Exercise >> In the listing that follows, how many lines include the string "Address"? Reply with only the number.

Records to use >>

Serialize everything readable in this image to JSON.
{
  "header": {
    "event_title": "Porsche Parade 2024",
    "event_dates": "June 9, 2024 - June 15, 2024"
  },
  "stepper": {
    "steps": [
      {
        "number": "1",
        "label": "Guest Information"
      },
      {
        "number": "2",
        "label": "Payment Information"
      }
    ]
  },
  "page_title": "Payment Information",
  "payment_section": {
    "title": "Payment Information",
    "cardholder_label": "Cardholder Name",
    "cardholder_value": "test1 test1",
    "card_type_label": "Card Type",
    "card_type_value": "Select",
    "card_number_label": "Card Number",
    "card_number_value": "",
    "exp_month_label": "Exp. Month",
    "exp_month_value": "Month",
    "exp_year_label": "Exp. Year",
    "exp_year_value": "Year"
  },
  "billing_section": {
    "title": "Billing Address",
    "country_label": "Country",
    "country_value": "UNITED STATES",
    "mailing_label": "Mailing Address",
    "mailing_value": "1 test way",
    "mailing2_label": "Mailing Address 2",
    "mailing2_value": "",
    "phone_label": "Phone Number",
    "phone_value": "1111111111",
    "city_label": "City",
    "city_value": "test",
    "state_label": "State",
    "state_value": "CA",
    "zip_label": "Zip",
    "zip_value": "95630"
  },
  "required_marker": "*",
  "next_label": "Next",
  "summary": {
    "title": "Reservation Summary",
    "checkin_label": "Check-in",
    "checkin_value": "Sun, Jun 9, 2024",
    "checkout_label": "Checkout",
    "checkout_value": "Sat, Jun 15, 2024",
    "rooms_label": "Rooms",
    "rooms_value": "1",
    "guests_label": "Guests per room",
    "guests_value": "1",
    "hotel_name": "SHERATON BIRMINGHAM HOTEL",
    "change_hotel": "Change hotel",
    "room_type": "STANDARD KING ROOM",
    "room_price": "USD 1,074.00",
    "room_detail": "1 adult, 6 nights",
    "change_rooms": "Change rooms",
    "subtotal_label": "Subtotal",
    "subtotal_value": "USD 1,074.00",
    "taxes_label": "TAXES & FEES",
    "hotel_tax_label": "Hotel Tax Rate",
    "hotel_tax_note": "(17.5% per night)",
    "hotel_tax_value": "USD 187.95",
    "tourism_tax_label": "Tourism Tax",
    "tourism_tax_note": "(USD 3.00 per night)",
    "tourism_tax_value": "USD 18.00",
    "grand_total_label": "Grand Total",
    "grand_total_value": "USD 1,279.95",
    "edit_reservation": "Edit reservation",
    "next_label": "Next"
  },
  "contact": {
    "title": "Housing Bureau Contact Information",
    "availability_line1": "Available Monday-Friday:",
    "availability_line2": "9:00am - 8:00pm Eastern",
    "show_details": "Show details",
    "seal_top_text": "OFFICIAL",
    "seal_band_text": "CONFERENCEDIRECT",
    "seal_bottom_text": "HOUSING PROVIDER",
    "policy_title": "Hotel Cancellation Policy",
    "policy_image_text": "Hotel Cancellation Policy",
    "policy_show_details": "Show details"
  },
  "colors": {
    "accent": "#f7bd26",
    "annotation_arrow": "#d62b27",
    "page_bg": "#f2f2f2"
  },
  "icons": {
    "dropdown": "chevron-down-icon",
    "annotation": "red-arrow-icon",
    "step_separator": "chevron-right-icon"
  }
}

Your response >> 3